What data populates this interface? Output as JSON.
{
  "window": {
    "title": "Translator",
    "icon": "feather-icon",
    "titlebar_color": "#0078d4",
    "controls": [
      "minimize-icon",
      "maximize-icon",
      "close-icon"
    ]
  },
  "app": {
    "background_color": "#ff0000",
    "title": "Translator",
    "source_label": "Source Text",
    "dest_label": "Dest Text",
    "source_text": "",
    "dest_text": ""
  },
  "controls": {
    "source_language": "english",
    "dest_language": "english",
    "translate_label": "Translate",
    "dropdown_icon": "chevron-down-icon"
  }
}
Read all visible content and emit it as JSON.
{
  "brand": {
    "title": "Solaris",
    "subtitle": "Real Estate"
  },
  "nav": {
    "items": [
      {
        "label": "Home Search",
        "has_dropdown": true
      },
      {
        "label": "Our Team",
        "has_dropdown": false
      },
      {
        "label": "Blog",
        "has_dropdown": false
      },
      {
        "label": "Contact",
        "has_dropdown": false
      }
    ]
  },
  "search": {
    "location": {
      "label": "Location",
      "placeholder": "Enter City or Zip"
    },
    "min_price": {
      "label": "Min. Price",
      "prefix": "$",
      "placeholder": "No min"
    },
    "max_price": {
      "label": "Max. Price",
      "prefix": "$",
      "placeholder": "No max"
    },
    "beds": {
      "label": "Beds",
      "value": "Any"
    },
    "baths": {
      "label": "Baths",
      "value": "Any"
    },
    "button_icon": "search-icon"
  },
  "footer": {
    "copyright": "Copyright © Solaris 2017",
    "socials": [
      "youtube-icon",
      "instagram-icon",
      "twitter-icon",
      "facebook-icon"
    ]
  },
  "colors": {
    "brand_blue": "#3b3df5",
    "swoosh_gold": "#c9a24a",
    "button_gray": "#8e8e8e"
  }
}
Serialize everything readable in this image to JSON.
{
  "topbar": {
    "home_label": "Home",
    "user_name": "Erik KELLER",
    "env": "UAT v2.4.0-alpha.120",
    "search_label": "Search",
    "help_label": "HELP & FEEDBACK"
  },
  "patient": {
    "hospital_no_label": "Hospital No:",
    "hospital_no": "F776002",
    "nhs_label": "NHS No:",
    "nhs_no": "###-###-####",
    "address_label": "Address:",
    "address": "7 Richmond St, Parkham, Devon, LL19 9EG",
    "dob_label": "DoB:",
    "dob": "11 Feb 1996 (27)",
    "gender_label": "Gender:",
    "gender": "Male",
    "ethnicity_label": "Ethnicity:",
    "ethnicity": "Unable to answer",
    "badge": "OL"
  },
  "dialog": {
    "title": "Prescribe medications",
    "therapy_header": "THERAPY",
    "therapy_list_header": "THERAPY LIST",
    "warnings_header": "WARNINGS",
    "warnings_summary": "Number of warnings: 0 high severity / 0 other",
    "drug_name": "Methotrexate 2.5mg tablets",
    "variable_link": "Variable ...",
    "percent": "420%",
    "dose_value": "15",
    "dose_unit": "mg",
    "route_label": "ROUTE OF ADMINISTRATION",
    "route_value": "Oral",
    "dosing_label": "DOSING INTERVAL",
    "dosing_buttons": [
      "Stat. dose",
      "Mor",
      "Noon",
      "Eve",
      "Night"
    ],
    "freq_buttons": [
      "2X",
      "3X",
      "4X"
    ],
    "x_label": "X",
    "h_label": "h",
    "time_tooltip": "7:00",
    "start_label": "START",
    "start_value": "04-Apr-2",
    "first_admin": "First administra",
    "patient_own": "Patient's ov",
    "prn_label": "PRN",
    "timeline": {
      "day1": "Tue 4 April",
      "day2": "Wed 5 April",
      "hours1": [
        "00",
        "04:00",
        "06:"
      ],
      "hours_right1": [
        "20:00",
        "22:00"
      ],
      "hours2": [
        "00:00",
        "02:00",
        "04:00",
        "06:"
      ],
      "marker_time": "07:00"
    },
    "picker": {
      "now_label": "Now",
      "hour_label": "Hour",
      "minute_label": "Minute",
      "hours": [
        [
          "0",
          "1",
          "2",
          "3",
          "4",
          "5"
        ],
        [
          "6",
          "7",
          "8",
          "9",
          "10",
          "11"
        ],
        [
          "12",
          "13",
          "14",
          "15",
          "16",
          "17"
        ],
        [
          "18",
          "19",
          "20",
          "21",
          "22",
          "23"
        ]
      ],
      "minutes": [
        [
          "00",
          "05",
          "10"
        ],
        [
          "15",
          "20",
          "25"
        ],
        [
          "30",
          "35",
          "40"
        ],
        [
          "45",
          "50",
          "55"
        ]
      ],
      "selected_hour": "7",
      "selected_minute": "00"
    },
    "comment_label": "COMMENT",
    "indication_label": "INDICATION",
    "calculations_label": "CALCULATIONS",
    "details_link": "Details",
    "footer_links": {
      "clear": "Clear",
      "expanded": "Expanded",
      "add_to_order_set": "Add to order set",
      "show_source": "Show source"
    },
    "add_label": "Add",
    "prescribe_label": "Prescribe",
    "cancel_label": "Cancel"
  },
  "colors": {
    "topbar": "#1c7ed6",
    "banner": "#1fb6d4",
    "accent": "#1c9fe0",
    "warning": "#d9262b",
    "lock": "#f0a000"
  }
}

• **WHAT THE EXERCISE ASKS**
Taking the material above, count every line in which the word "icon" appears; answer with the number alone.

• **SOLVED PROBLEM**
10